## Work to be completed
Would you please copy every line below that includes the string "details"?

## Supplied records
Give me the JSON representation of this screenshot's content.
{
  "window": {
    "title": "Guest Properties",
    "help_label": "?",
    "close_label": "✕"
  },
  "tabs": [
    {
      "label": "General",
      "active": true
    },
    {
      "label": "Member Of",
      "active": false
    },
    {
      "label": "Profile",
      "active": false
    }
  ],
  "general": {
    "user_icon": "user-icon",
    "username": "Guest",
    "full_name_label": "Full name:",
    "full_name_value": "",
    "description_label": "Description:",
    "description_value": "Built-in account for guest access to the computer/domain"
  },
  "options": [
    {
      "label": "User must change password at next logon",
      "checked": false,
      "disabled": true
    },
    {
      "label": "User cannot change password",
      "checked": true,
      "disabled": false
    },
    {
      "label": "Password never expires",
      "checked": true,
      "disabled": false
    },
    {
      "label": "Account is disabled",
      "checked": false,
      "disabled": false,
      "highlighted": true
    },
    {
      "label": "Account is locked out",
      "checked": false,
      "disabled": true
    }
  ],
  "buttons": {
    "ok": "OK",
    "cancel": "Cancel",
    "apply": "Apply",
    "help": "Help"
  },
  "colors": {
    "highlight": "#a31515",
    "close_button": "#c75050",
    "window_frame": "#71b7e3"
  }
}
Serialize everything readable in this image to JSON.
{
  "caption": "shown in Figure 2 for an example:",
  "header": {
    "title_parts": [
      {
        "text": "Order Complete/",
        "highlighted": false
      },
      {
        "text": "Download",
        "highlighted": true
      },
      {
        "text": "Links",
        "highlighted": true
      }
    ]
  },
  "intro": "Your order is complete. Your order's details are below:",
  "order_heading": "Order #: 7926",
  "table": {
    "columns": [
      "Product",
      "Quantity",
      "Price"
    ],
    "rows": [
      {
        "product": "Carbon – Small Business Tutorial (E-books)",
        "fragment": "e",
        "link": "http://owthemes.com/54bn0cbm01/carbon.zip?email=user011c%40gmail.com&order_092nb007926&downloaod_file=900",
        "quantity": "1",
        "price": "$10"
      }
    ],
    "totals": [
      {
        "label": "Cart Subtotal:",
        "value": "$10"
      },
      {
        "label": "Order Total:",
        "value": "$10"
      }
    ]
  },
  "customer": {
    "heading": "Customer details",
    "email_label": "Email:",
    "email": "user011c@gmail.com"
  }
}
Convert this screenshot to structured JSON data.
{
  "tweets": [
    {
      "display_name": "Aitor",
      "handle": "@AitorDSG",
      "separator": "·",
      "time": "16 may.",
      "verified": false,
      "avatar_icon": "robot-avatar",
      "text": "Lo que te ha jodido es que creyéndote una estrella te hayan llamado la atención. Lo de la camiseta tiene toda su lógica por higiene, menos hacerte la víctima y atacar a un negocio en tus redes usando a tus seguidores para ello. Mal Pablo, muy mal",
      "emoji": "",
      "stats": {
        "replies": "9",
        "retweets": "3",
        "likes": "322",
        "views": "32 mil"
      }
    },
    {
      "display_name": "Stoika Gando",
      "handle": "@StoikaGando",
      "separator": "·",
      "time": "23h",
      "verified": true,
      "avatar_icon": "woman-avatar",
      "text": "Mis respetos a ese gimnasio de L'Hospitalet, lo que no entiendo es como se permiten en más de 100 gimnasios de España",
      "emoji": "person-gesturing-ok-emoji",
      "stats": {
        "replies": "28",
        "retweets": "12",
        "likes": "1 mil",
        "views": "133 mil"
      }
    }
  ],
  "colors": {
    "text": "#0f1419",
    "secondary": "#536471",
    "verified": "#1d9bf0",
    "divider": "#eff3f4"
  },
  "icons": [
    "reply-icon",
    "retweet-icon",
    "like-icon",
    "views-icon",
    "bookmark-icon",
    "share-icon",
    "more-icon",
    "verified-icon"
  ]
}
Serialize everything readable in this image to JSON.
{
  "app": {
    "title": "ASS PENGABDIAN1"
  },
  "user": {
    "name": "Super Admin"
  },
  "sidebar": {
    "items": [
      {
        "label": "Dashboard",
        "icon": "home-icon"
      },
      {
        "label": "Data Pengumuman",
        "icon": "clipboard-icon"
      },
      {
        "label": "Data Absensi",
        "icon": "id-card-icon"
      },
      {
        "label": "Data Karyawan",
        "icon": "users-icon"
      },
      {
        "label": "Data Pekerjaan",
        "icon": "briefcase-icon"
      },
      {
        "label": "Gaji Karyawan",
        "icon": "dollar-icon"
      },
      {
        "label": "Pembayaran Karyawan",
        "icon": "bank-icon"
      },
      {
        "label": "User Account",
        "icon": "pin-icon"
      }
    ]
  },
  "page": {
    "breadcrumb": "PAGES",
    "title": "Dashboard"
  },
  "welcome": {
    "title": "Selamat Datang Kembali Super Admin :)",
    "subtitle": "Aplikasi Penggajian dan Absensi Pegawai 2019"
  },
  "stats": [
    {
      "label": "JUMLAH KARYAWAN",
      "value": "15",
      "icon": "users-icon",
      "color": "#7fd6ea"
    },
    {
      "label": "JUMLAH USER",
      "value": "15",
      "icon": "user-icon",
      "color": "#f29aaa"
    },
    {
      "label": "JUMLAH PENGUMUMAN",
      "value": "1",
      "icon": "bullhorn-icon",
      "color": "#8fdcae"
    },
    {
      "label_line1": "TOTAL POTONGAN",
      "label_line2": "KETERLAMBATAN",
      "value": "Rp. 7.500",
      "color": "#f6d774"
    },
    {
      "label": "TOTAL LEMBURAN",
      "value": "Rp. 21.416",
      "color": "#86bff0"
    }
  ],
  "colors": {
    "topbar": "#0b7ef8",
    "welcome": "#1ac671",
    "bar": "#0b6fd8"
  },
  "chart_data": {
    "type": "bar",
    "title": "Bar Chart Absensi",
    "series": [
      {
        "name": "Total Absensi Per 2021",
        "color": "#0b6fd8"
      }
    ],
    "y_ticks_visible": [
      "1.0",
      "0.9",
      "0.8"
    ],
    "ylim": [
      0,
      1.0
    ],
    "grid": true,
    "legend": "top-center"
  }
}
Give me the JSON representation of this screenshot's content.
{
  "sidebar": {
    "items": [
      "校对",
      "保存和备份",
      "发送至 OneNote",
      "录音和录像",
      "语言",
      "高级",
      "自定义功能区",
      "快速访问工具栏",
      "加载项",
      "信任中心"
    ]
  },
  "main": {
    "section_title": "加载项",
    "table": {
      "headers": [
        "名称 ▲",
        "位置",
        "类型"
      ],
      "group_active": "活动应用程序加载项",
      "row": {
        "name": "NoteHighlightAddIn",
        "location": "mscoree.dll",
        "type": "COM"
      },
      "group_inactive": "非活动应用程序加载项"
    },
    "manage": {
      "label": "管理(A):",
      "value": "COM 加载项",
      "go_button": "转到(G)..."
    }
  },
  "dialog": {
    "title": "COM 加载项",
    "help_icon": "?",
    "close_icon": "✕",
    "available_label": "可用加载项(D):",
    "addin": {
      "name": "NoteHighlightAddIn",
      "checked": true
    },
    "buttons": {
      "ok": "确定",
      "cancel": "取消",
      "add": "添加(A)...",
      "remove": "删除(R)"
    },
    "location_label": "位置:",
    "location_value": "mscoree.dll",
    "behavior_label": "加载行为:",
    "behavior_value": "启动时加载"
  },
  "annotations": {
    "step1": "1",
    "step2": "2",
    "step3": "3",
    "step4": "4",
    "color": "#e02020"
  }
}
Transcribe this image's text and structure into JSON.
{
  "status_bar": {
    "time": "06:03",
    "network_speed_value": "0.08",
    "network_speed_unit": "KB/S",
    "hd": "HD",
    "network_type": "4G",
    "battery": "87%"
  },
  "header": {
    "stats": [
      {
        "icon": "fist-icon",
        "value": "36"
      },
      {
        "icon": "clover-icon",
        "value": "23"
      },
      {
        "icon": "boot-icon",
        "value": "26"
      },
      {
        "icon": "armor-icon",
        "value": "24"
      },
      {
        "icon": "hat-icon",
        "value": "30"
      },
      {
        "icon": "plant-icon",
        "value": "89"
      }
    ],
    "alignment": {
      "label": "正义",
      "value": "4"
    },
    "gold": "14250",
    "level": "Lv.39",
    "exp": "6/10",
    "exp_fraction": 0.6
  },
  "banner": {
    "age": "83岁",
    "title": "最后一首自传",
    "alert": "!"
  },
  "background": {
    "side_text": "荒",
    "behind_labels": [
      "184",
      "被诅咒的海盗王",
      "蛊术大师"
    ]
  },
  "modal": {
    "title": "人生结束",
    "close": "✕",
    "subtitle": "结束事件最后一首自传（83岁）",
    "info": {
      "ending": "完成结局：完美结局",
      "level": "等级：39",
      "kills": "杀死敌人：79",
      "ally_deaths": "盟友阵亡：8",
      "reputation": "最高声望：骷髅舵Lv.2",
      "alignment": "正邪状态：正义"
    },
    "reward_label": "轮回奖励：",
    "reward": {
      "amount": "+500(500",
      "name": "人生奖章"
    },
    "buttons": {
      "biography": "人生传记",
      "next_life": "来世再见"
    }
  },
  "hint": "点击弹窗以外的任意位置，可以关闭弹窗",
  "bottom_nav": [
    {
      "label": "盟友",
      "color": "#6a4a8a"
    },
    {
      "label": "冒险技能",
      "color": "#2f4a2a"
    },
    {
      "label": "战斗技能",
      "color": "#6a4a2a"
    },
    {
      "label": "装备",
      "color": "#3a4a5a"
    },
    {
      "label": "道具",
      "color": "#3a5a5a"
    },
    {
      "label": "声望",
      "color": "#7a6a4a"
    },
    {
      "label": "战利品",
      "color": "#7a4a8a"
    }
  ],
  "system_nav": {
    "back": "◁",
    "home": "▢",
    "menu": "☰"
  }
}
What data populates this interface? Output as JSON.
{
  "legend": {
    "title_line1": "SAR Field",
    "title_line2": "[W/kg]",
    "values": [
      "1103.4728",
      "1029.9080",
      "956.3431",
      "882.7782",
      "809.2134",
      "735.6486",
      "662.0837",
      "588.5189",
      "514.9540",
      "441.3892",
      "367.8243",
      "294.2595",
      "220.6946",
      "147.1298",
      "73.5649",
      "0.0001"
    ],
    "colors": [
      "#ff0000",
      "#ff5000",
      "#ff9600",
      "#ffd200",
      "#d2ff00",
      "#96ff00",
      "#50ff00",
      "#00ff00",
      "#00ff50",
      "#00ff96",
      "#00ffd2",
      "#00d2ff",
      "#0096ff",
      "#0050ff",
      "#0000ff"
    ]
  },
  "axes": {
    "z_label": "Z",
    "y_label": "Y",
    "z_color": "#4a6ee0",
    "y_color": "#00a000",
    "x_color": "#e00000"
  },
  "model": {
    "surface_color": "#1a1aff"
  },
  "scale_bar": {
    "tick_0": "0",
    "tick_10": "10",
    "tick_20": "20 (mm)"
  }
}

## Exercise response
  "intro": "Your order is complete. Your order's details are below:",
    "heading": "Customer details",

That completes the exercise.